After 40 years working as a professional chef, initially 12 years in my own kitchen and then in multiple kitchens, both restaurants and hotels my passion for bread remains undiminished and I know there is still more to learn.

A hotel kitchen will have all sorts of equipment, like for instance a bread prover or hot box which works just as well. Over the years working with some excellent bakers both professional and domestic I have learned a lot. When it comes to books I have many books about yeast bakery and bread but my favourites remain Jim Lahey’s ‘My Bread’ and ‘My Pizza’ and although it has become difficult to find because it is out of print ‘Mastering the Art of French Pastry’ originally published by Barron’s 1984. It remains a bible and secondhand copies are hard to find.

In those 40 years, I have also taught dozens of chefs and home cooks how to work with yeast. Everything I know has basically been learned by making mistakes, but, I have come to believe the most common reason for failure is not understanding the proving time. For cooks new to yeast I have a simple suggestion. Get a texta and when you have made your dough work out where doubled will be and mark it. The next thing that anyone needs to learn is that if you are using ‘slow proving’ in Australia it can range from eight hours to 24 another reason why marking the bowl is a great help for beginners. Over the years we have also noticed that the bread made in these large plastic bowls with tightly fitting lids is better.

Last year nearly every piece of electrical kitchen equipment I owned went to heaven. Unsurprising, if one thinks that most of them were 20-25 years old. None the less it did create some angst. My convection microwave was much younger, and I was disappointed at its short life. My intention to return to the Sharpe brand, a 42L inverter convection microwave model number R-995DST. In so many ways I am extremely happy but there are things that in hindsight I should have checked. The convection temperatures are annoyingly missing 30°C or 35°C, 60°C, 70°C and 80°C. 40°C is just slightly too hot for proving and although I do use it to prove, it requires a lot of watching, stopping and starting. At 30°C it would be a breeze. Given the popularity of sous-vide cooking the 60°C, 70°C and 80°C temperature range would have made that easy. I particularly chose this model because I can fit my Kenwood Major bowl in the unit.

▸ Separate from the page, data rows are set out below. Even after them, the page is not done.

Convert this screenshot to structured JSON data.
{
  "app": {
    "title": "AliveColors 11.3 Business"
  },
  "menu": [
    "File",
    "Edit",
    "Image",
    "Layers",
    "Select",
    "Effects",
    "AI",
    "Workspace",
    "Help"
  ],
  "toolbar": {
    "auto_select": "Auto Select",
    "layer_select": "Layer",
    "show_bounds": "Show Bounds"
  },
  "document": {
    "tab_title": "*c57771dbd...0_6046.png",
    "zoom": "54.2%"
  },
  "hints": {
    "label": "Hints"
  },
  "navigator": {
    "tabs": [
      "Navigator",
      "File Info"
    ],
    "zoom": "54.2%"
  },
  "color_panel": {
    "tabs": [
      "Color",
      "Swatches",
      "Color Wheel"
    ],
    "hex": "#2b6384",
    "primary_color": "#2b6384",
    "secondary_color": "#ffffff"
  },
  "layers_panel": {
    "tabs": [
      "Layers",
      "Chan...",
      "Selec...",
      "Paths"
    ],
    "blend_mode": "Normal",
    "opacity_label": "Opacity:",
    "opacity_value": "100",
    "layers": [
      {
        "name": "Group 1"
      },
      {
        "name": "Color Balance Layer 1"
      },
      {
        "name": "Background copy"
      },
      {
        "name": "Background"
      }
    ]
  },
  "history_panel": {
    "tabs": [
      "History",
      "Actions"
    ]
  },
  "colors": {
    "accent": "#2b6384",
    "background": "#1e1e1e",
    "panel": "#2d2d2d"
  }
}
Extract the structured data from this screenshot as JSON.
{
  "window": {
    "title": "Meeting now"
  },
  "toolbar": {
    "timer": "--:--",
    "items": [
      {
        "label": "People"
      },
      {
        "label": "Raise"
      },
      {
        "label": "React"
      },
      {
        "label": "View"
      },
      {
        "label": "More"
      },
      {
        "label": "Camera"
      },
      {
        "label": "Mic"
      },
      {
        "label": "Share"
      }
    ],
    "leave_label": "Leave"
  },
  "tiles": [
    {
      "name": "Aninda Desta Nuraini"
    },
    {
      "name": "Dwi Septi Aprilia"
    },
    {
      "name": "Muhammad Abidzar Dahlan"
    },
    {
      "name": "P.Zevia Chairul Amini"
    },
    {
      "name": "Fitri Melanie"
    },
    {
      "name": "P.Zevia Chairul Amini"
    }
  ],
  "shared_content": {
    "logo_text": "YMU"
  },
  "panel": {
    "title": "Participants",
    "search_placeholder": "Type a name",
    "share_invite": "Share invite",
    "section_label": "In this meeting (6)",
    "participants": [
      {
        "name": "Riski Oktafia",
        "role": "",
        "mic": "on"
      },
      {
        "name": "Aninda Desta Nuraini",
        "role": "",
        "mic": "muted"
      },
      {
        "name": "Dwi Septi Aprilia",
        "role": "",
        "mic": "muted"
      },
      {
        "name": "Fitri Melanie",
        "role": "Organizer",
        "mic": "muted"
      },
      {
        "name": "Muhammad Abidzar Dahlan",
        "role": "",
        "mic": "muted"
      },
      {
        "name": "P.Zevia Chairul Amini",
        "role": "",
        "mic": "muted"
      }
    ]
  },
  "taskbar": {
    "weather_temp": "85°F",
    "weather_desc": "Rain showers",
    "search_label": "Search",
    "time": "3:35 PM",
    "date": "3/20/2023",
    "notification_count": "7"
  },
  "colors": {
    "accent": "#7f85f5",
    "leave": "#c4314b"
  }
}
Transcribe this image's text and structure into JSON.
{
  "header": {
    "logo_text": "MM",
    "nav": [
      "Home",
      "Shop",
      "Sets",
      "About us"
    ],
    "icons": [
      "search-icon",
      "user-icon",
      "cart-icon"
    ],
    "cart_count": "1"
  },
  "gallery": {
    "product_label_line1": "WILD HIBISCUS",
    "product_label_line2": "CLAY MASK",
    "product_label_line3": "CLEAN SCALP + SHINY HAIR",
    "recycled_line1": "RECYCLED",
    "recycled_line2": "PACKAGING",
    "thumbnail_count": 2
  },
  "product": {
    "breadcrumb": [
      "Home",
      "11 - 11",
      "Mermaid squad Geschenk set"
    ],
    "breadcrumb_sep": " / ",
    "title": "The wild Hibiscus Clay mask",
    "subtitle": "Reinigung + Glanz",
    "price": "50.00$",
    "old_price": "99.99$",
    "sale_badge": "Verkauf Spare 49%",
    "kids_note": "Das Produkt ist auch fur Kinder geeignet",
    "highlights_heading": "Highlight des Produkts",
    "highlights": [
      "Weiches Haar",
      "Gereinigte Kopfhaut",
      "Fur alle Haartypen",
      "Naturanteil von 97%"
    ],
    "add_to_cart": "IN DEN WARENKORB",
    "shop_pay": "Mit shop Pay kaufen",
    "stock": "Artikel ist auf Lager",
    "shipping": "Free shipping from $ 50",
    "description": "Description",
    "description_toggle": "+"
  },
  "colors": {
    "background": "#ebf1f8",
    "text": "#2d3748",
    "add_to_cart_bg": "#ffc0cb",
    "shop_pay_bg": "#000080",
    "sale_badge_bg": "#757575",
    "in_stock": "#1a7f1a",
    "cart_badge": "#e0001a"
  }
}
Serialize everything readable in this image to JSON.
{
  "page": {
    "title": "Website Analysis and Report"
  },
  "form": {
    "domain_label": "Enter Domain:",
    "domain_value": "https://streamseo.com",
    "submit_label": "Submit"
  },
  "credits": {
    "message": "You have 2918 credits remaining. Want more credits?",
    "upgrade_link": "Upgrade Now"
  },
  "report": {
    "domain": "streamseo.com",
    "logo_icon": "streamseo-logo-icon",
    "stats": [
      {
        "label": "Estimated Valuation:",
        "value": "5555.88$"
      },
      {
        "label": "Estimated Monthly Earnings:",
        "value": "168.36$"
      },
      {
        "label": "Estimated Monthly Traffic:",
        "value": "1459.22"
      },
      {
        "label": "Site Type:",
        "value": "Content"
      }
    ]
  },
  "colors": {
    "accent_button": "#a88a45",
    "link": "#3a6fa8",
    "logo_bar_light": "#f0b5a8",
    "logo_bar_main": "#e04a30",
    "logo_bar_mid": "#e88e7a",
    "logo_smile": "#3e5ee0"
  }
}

If you are not a chef, and know a chef, who is a baker or a home-cook who is a baker work with them a few times. In the many years I have been cooking I have learned to listen to anyone who has tried to pass on their knowledge. A great example I was led to Jim Lahey by friends and fabulous cooks Diana Hetzel and Henry Martin.

AO 13 October 2020